### Your objective
For the data below, please report each line where the word "this" is found.

* * * * *

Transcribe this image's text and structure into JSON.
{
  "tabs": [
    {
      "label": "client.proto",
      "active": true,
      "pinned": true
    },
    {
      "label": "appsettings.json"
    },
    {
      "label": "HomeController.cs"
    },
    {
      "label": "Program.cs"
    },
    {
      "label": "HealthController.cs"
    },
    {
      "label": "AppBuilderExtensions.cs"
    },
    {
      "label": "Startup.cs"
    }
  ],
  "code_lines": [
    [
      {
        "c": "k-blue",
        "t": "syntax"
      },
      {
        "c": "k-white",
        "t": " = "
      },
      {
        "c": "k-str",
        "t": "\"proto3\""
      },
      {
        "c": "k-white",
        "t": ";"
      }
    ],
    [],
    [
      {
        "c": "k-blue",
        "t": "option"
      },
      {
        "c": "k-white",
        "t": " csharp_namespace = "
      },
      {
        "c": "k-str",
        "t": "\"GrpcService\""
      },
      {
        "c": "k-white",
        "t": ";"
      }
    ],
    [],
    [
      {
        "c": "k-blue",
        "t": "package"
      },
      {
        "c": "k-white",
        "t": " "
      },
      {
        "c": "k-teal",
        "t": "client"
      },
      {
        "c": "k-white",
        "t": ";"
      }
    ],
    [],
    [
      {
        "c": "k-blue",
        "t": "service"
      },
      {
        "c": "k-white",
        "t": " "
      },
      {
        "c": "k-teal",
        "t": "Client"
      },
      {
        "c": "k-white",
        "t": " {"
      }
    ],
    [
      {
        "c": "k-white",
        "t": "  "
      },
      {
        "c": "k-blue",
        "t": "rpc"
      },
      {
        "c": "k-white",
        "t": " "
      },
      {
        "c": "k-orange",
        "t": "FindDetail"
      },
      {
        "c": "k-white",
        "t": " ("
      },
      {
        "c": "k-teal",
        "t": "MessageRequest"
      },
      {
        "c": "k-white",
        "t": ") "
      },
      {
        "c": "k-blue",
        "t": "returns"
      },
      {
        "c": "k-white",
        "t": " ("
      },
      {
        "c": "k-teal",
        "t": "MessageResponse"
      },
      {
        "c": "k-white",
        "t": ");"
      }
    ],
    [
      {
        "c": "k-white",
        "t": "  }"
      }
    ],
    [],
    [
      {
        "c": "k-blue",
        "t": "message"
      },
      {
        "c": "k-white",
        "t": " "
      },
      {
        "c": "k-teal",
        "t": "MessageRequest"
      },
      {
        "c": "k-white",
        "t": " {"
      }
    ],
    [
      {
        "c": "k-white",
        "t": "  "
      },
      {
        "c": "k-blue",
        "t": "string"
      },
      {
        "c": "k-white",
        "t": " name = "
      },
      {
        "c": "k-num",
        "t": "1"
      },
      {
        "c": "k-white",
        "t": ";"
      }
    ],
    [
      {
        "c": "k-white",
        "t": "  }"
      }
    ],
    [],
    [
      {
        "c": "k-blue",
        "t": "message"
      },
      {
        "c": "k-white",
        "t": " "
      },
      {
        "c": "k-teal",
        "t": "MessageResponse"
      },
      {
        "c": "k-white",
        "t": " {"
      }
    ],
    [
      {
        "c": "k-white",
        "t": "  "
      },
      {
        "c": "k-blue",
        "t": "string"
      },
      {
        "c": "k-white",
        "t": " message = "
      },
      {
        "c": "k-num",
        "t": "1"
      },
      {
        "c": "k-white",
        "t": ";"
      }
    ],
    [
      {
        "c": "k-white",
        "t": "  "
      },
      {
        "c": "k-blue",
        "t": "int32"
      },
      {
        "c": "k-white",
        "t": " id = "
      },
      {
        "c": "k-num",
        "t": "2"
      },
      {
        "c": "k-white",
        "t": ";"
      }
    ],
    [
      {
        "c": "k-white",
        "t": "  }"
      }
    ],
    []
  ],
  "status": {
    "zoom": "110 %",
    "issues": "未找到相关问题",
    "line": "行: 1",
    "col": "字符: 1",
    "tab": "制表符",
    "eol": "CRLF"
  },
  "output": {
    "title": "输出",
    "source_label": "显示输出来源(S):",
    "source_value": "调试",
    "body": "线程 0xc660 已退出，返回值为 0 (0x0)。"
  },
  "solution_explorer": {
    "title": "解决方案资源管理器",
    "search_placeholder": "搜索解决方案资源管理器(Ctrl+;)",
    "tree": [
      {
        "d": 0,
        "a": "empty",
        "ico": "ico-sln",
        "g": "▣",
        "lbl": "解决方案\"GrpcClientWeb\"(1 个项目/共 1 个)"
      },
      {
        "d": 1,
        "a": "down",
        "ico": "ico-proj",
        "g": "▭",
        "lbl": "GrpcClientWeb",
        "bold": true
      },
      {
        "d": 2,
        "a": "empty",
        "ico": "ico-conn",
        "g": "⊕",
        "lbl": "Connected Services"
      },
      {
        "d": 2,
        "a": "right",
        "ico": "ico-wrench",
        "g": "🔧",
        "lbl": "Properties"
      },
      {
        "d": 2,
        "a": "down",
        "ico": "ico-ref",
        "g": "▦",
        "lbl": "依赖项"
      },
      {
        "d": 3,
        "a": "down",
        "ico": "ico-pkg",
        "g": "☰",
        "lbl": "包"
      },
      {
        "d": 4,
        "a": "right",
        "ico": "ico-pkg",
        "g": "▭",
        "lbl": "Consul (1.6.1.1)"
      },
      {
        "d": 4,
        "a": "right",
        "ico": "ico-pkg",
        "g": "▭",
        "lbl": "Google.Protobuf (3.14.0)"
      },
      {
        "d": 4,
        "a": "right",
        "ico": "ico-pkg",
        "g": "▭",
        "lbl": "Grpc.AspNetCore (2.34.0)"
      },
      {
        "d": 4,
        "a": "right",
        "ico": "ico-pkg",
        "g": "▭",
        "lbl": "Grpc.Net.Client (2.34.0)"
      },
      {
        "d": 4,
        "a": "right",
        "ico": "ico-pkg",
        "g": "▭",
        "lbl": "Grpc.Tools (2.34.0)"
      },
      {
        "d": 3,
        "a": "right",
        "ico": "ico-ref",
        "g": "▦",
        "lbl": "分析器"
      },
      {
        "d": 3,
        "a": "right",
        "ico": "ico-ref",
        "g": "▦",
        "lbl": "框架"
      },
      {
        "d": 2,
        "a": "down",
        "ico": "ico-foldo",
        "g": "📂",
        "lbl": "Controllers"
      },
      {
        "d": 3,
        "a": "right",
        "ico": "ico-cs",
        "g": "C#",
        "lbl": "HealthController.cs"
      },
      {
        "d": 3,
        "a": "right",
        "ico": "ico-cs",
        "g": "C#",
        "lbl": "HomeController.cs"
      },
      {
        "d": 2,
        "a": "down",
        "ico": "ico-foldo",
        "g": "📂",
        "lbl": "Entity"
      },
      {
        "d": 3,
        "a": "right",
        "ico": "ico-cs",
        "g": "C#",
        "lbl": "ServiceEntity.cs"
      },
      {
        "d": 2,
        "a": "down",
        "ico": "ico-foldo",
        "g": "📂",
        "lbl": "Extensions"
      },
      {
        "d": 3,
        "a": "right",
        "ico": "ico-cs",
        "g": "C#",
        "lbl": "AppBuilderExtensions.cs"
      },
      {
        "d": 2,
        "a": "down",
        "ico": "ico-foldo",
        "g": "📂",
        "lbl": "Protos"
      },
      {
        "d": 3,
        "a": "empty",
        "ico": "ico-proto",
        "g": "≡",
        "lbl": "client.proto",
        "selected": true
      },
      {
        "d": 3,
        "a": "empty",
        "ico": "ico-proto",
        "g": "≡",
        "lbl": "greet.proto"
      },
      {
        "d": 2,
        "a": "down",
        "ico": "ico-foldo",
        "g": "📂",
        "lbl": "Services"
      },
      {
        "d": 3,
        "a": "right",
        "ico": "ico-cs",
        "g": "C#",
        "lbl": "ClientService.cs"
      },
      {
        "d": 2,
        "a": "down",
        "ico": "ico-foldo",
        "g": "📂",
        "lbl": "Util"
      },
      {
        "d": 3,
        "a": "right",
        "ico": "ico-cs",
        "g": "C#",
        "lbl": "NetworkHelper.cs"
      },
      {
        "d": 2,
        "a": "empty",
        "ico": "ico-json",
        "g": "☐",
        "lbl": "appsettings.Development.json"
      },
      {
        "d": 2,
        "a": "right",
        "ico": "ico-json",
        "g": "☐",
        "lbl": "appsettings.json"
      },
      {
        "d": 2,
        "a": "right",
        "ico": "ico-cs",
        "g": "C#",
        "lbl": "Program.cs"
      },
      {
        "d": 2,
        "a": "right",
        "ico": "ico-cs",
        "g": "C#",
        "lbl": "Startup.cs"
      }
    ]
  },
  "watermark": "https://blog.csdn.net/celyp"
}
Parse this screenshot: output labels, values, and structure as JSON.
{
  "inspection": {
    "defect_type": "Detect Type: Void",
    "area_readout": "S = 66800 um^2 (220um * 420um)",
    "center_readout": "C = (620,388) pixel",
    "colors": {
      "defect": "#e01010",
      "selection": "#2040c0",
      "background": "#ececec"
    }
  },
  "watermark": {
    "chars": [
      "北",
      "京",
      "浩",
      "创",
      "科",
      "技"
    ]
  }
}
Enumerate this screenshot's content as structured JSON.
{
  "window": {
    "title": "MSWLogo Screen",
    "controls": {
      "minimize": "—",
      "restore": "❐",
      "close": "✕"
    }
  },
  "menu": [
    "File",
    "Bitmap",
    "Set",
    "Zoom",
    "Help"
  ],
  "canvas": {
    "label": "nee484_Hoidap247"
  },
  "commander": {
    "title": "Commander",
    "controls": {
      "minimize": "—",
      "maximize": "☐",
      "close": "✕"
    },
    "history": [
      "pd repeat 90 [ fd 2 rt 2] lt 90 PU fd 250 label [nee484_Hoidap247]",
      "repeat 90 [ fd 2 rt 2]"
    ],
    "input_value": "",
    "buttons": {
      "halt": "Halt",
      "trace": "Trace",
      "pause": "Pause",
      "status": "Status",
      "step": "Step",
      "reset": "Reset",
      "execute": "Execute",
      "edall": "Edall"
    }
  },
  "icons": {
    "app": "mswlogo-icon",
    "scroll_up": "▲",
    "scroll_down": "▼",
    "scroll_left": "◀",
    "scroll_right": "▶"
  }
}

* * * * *

### Written response
Transcribe this image's text and structure into JSON.
Parse this screenshot: output labels, values, and structure as JSON.
Enumerate this screenshot's content as structured JSON.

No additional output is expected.